Sample distributions p(u)
4D tree growth w HYPOTHESIS: the genotype of a tree and environmental constraints can be represented by lowdim. stochastic DFs q(s) w This handles competition and other development effects in a consistent manner, and reduces the problem dimension w 4D measurement data and fitting q(s)>p(u) to 3Ddata upoint distributions: likelihoodfree inference w Applicable to other organisms, societies, cities: find the growth rules
FSPMs and synthetic trees w We can use biologybased theoretical functionalstructural plant models (FSPMs) such as Lignum, or w More fully synthetic “4Dgeometric” models that flexibly represent “typical” aspects of growth and structure without actual biological rules; w Any practical model has elements of both; these are augmented with stochastic properties w Deterministic parameters are turned into samples of DFs q(s), and the parameters defining q are now our new model parameters w With such a tuned model, we can create statistically similar trees that are not clones
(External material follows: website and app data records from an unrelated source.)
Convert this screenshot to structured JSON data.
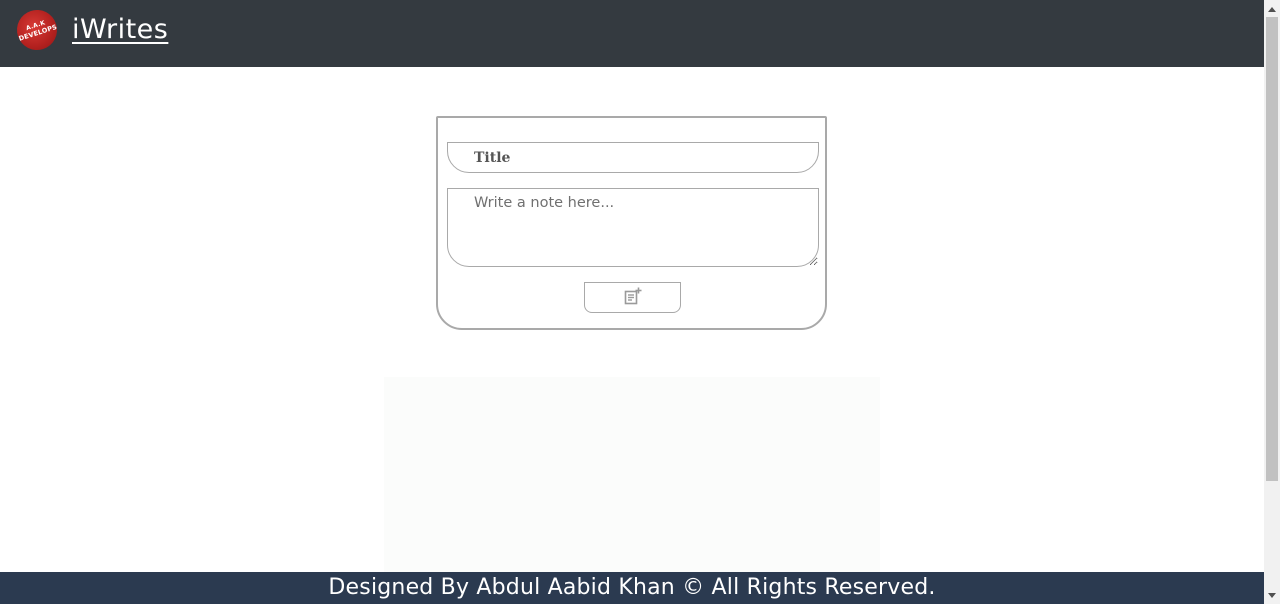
{
  "header": {
    "logo_line1": "A.A.K",
    "logo_line2": "DEVELOPS",
    "brand": "iWrites"
  },
  "form": {
    "title_placeholder": "Title",
    "note_placeholder": "Write a note here...",
    "add_button_icon": "note-add-icon"
  },
  "footer": {
    "text": "Designed By Abdul Aabid Khan © All Rights Reserved."
  },
  "colors": {
    "header_bg": "#343a40",
    "footer_bg": "#2b3a50",
    "logo_red": "#b3211f",
    "border": "#a9a9a9"
  }
}
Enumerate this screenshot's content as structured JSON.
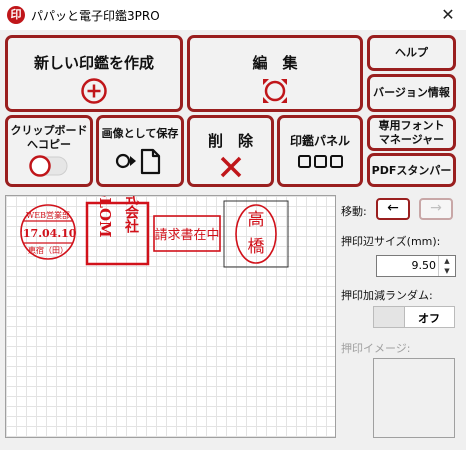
{
  "app": {
    "icon_glyph": "印",
    "title": "パパッと電子印鑑3PRO",
    "close_glyph": "✕"
  },
  "toolbar": {
    "new_stamp": {
      "label": "新しい印鑑を作成",
      "icon": "plus-circle-icon"
    },
    "edit": {
      "label": "編　集",
      "icon": "edit-circle-icon"
    },
    "help": {
      "label": "ヘルプ"
    },
    "version": {
      "label": "バージョン情報"
    },
    "clipboard_copy": {
      "label_line1": "クリップボード",
      "label_line2": "へコピー",
      "icon": "toggle-icon"
    },
    "save_image": {
      "label": "画像として保存",
      "icon": "save-file-icon"
    },
    "delete": {
      "label": "削　除",
      "icon": "x-icon"
    },
    "stamp_panel": {
      "label": "印鑑パネル",
      "icon": "three-squares-icon"
    },
    "font_manager": {
      "label_line1": "専用フォント",
      "label_line2": "マネージャー"
    },
    "pdf_stamper": {
      "label": "PDFスタンパー"
    }
  },
  "canvas": {
    "stamps": [
      {
        "type": "date-stamp",
        "top_text": "WEB営業部",
        "date": "'17.04.10",
        "bottom_text": "恵宿（田）"
      },
      {
        "type": "company-seal",
        "left_text": "TeLOM",
        "right_text": "株式会社"
      },
      {
        "type": "text-box",
        "text": "請求書在中"
      },
      {
        "type": "name-seal",
        "chars": [
          "高",
          "橋"
        ]
      }
    ]
  },
  "panel": {
    "move_label": "移動:",
    "move_left_glyph": "←",
    "move_right_glyph": "→",
    "size_label": "押印辺サイズ(mm):",
    "size_value": "9.50",
    "random_label": "押印加減ランダム:",
    "random_state": "オフ",
    "preview_label": "押印イメージ:"
  },
  "colors": {
    "accent": "#9a1f1f",
    "stamp_red": "#d1111a"
  }
}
Structure distance measure w Once we have a stochastic model with a parameter set, we create several sample trees from q(s) out of which we create QSMs and thus p(u) in selected spaces w We define the structure distance measure; i.e., the difference D between two p(u)  in principle zero for stat. similar trees of the same q(s) w Then we minimize D[p(u)data,p(u)model] iteratively (e.g., genetic algorithms) by tuning the parameters of q(s) w There is no unique choice for the model, D, s, or u, or the parametrization of q and p (e.g., Gaussian) w The choices probably depend on the species; we just have to experiment a lot w Sometimes part of q and p may be essentially the same thing (e.g., distribution of branch tapering) so we get that part of q directly
Lignum simulation
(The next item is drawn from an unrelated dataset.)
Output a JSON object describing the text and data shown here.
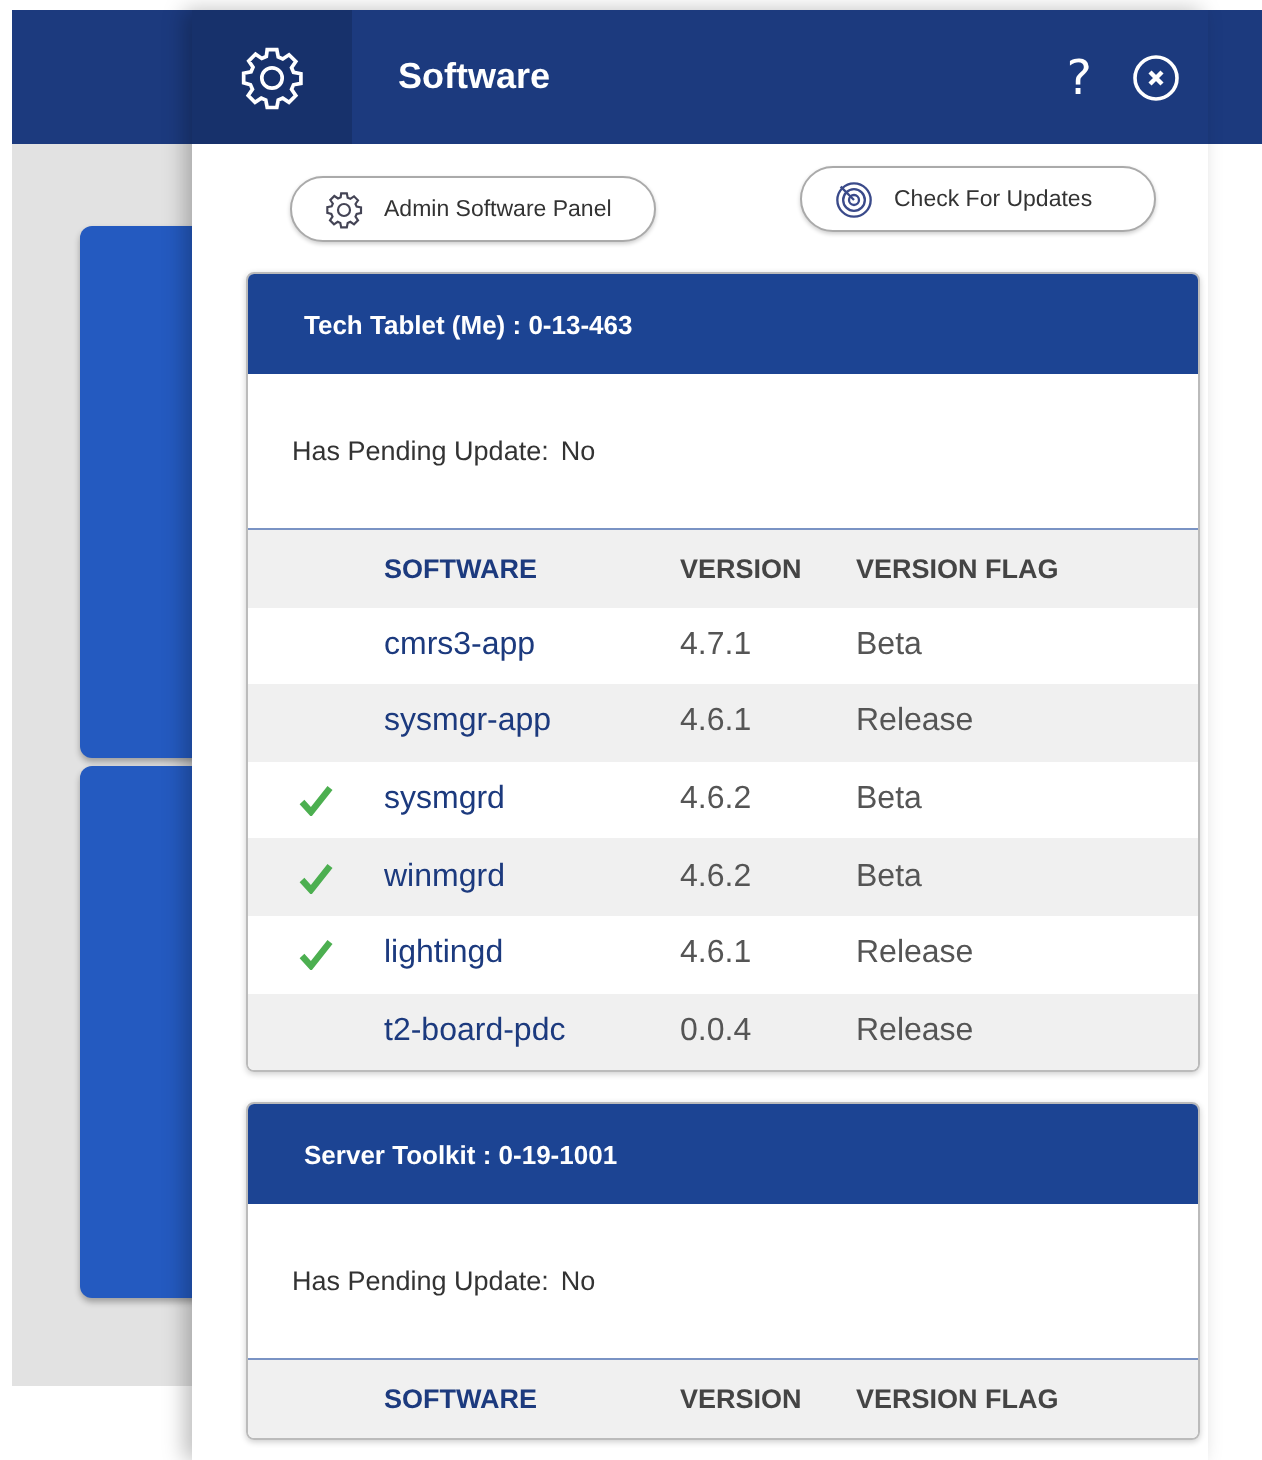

examine'the'higher'dimensional'optimization'on'the'other'data'set.'Namely,'we'use'the' elates' the' total' length' of' the' offset' branches' to' the' length' along' their' parent(s)' from' y' emanate.' We' use' the' first' order' offset' branches' and' the' only' zero' order' parent' at'is'the'trunk.'This'DF'characterizes'the'outward'profile'of'a'tree'and,'thus,'determines' ll' shape' characteristics.' Additionally,' we' include' the' inclination' angles,' at' which' the' manate' from' the' parent' to' account' on' the' branching' positions' in' space.' The' DF’s' are' Fig.'5.'
gure)5:))The)DF)for)the)optimization.)The)length)of)the)1st)order)lateral)branches)and)their) inclination)angle)as)a)function)of)the)length)along)the)trunk)(Data)–)blue,)Model)–)red).)
'
'
Figure)6:))The)Data)(left))and)Model)(right))trees)for)the)8Adimensional)optimiz
dy,'we'estimated'LR,'Q,'Dbeta,'zeta,'Beta,'and'T'(age'in'years)'parameters'of'the'tree.' set'was'generated'by'a'
[email protected]'old'tree'with'LR&and'Q'following'Gaussian'distribution' ' s'being'static'values,'resulting'in'an'
[email protected]'problem'to'optimize.'The'parameter' ' he'data'tree'along'with'the'optimized'values'are'shown'in'Table'3.'
For'the'estimates'we'can'see'that'LR'and'Q'were'not'accurately'estimated,'b
Lignum simulation
Stochastic augmented Lignum from data
Literature w Raumonen & al. 2013, Rem. Sens. 5, 491 w Calders & al. 2015, Meth. Ecol. Evol. 6, 198 w Kaasalainen & al. 2014, Rem. Sens. 6, 3906 w math.tut.fi/inversegroup w www.facebook.com/qualityforest